It is a no less faithful picture of His gracious treatment of the Gentile churches. For eighteen hundred years He has born with their sinful behaviors. They have repeatedly tried Him by false doctrines, superstitions, and contempt of His word. Yet He has repeatedly granted them seasons of refreshing, raised up holy ministers and mighty reformers for them — and not cut them off, notwithstanding all their persecutions. The churches of Christ have no right to boast. They are debtors to God for innumerable mercies, no less than the Jews were in our Lord’s time. They have not been dealt with according to their sins, nor rewarded according to their iniquities.

We should learn to be more thankful for God’s mercy. We have probably little idea of the extent of our obligations to it, and of the number of gracious messages which the Lord of the vineyard is constantly sending to our souls. The last day will unfold to our wondering eyes — a long list of unacknowledged kindnesses, of which while we lived, we took no notice.

Mercy we shall find was indeed God’s darling attribute. ‘He delights in mercy.’ (Micah 7:18.) Mercies before conversion, mercies after conversion, mercies at every step of their journey on earth — will be revealed to the minds of saved saints, and make them ashamed of their own thanklessness. Sparing mercies, providential mercies, mercies in the way of warnings, mercies in the way of sudden visitations — will all be set forth in order before the minds of lost sinners, and confound them by the exhibition of their own hardness and unbelief. We shall all find that God was often speaking to us, when we did not hear — and sending us messages, which we did not regard. Few texts will be brought out so prominently at the last day as that of Peter, ‘The Lord is patient toward us, not willing that any should perish.’ (2 Peter 3:9.)

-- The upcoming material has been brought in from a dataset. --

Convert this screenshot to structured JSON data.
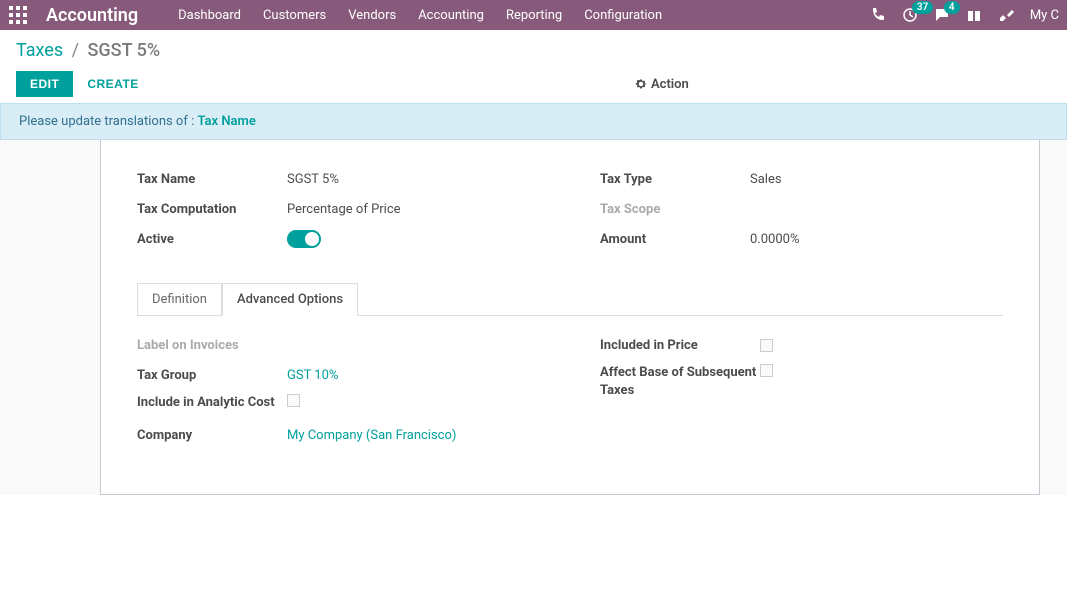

In the last place, this parable shows us the severity of God’s judgments when they fall on obstinate sinners. The punishment of the wicked farmers is a vivid representation of God’s final dealings with those who continue living in wickedness. At the time when our Lord spoke this parable, it was a prophetic picture of the approaching ruin of the Jewish church and nation. The vineyard of the Lord in the land of Israel, was about to be taken from its unfaithful tenants. Jerusalem was to be destroyed. The temple was to be burned. The Jews were to be scattered over the earth.

At the present time, it may be feared — it is a mournful picture of things yet to come on the Gentile churches in the latter days. The judgments of God will yet fall on unbelieving professors, as they fell on unbelieving Jews. The solemn warning of Paul to the Romans will yet receive an accomplishment, ‘Consider therefore the kindness and sternness of God: sternness to those who fell — but kindness to you, provided that you continue in his kindness. Otherwise, you also will be cut off.’ (Romans 11:22.)

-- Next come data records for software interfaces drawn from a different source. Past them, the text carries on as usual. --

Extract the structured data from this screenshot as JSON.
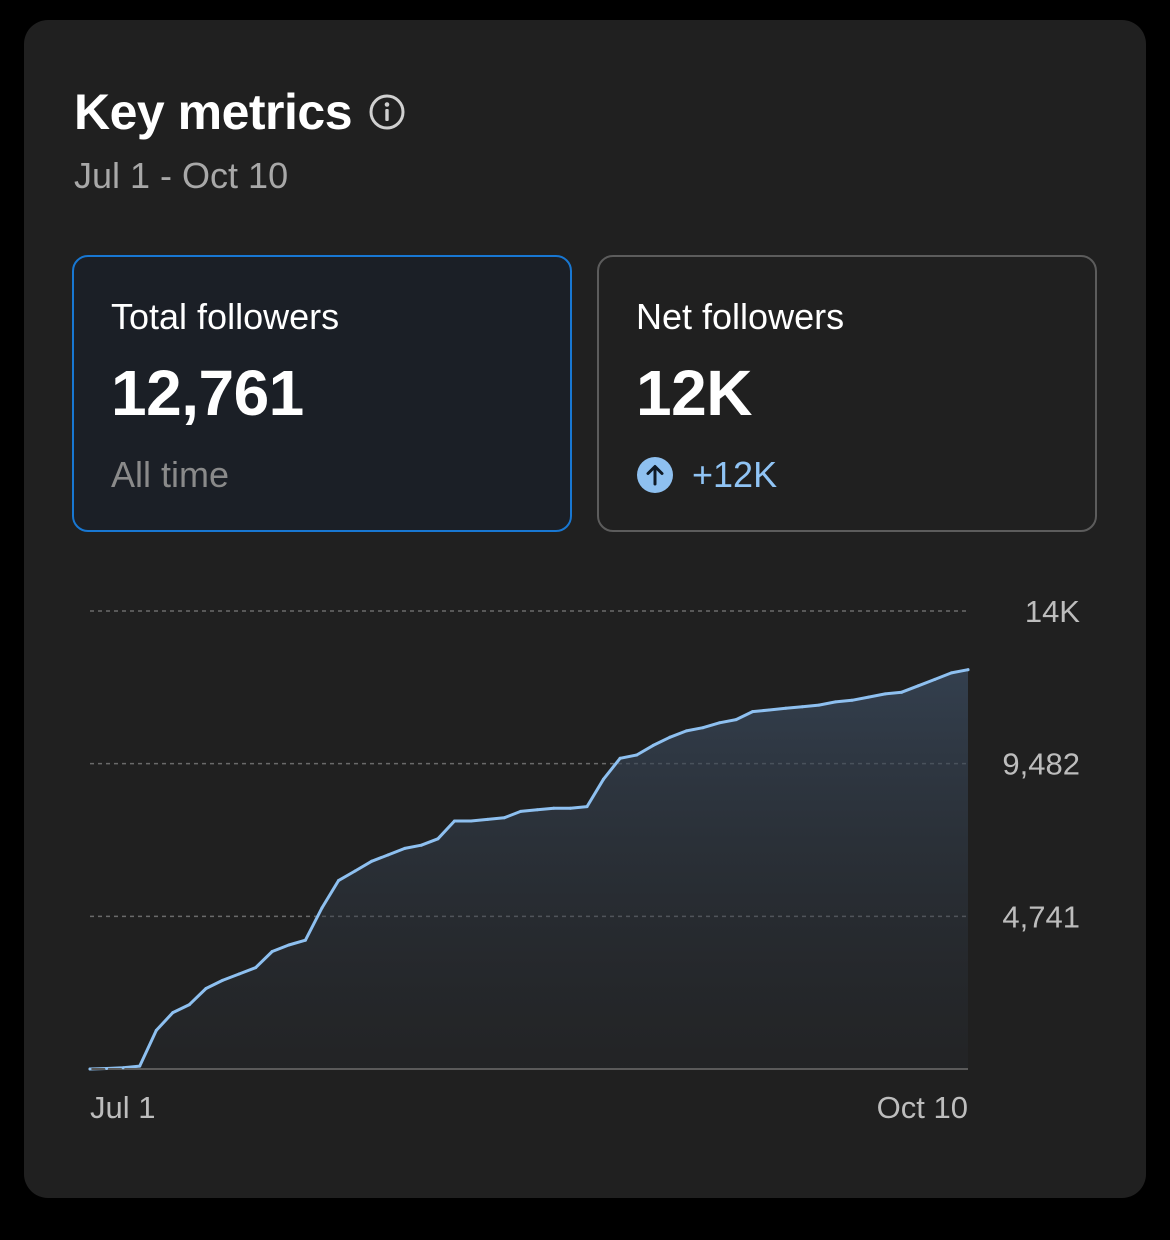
{
  "header": {
    "title": "Key metrics",
    "date_range": "Jul 1 - Oct 10",
    "info_icon": "info-circle-icon"
  },
  "metrics": [
    {
      "label": "Total followers",
      "value": "12,761",
      "sub": "All time",
      "selected": true
    },
    {
      "label": "Net followers",
      "value": "12K",
      "change": "+12K",
      "change_icon": "arrow-up-circle-icon",
      "selected": false
    }
  ],
  "colors": {
    "background": "#000000",
    "card": "#202020",
    "accent": "#1877d2",
    "line": "#8ec0f0",
    "positive": "#90c4f5"
  },
  "chart_data": {
    "type": "area",
    "x_tick_labels": [
      "Jul 1",
      "Oct 10"
    ],
    "y_tick_labels": [
      "14K",
      "9,482",
      "4,741"
    ],
    "y_ticks": [
      14223,
      9482,
      4741
    ],
    "ylim": [
      0,
      14223
    ],
    "grid": "horizontal dashed",
    "axis_position": "right",
    "x": [
      "Jul 1",
      "Jul 7",
      "Jul 13",
      "Jul 17",
      "Jul 19",
      "Jul 21",
      "Jul 23",
      "Jul 25",
      "Jul 27",
      "Jul 29",
      "Aug 1",
      "Aug 2",
      "Aug 4",
      "Aug 5",
      "Aug 7",
      "Aug 8",
      "Aug 9",
      "Aug 11",
      "Aug 12",
      "Aug 13",
      "Aug 16",
      "Aug 17",
      "Aug 18",
      "Aug 20",
      "Aug 21",
      "Aug 22",
      "Aug 24",
      "Aug 25",
      "Aug 27",
      "Aug 28",
      "Aug 30",
      "Sep 3",
      "Sep 7",
      "Sep 8",
      "Sep 10",
      "Sep 12",
      "Sep 13",
      "Sep 14",
      "Sep 15",
      "Sep 16",
      "Sep 18",
      "Sep 19",
      "Sep 21",
      "Sep 23",
      "Sep 26",
      "Sep 27",
      "Sep 29",
      "Oct 1",
      "Oct 3",
      "Oct 5",
      "Oct 7",
      "Oct 8",
      "Oct 9",
      "Oct 10"
    ],
    "values": [
      0,
      15,
      40,
      90,
      1200,
      1750,
      2000,
      2500,
      2750,
      2950,
      3150,
      3650,
      3850,
      4000,
      5000,
      5850,
      6150,
      6450,
      6650,
      6850,
      6950,
      7150,
      7700,
      7700,
      7750,
      7800,
      8000,
      8050,
      8100,
      8100,
      8150,
      9000,
      9650,
      9750,
      10050,
      10300,
      10500,
      10600,
      10750,
      10850,
      11100,
      11150,
      11200,
      11250,
      11300,
      11400,
      11450,
      11550,
      11650,
      11700,
      11900,
      12100,
      12300,
      12400
    ]
  }
}
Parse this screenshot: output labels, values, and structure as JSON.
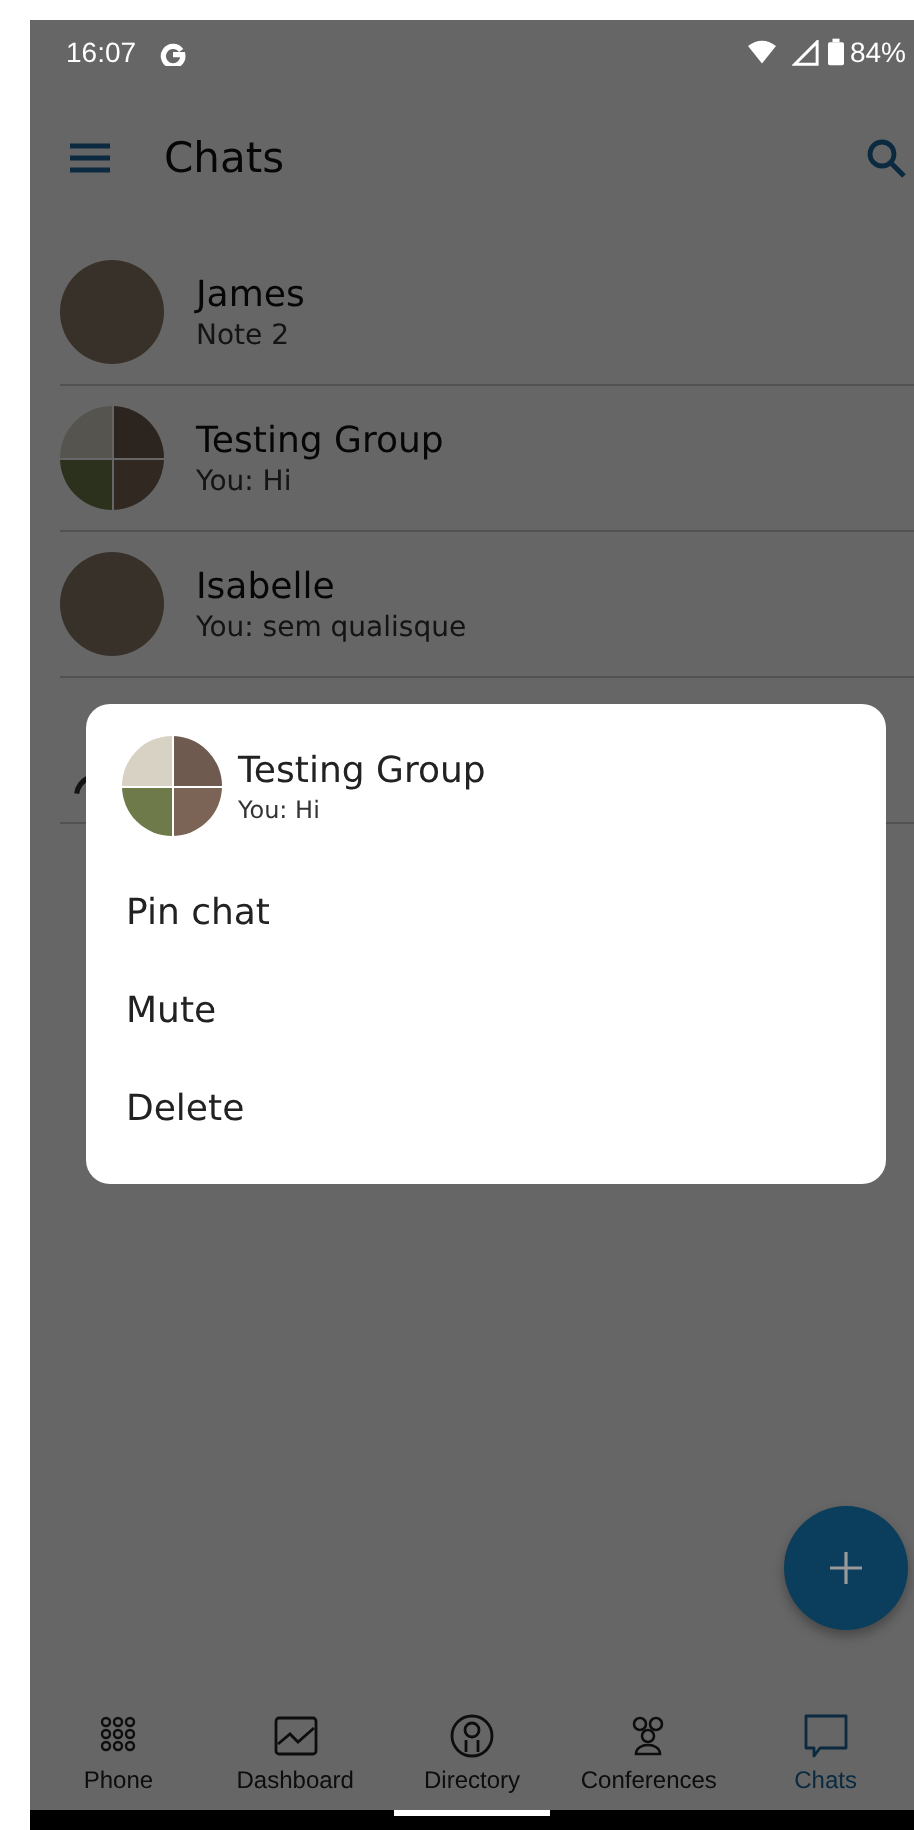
{
  "status_bar": {
    "time": "16:07",
    "battery": "84%"
  },
  "app_bar": {
    "title": "Chats"
  },
  "chats": [
    {
      "kind": "photo",
      "name": "James",
      "preview": "Note 2"
    },
    {
      "kind": "group",
      "name": "Testing Group",
      "preview": "You: Hi"
    },
    {
      "kind": "photo",
      "name": "Isabelle",
      "preview": "You: sem qualisque"
    },
    {
      "kind": "silhouette"
    }
  ],
  "dialog": {
    "title": "Testing Group",
    "subtitle": "You: Hi",
    "actions": [
      "Pin chat",
      "Mute",
      "Delete"
    ]
  },
  "bottom_nav": [
    {
      "kind": "dialpad",
      "label": "Phone",
      "selected": false
    },
    {
      "kind": "chart",
      "label": "Dashboard",
      "selected": false
    },
    {
      "kind": "person",
      "label": "Directory",
      "selected": false
    },
    {
      "kind": "people",
      "label": "Conferences",
      "selected": false
    },
    {
      "kind": "chat",
      "label": "Chats",
      "selected": true
    }
  ]
}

We must never flatter ourselves, that God cannot be angry. He is indeed a God of infinite grace and compassion. But it is also written, that He is ‘a consuming fire.’ (Hebrews 12:29.) His Spirit will not always strive with men. (Genesis 6:3.) There will be a day when His patience will come to an end, and when He will arise to dreadfully judge the earth. Happy will they be who are found hidden in the ark, in the day of the Lord’s anger! Of all wrath, none can be conceived so dreadful as ‘the wrath of the Lamb!’ The man on whom the ‘stone cut out without hands’ falls at His second coming, will indeed be crushed to powder! (Daniel 2:34, 35.)

Do we know these things, and do we live up to our knowledge? The chief priests and elders, we are told, ‘perceived that this parable was spoken against them.’ But they were too proud to repent, and too hardened to turn from their sins. Let us beware of doing likewise.”

Fear Not, Fear God In Peace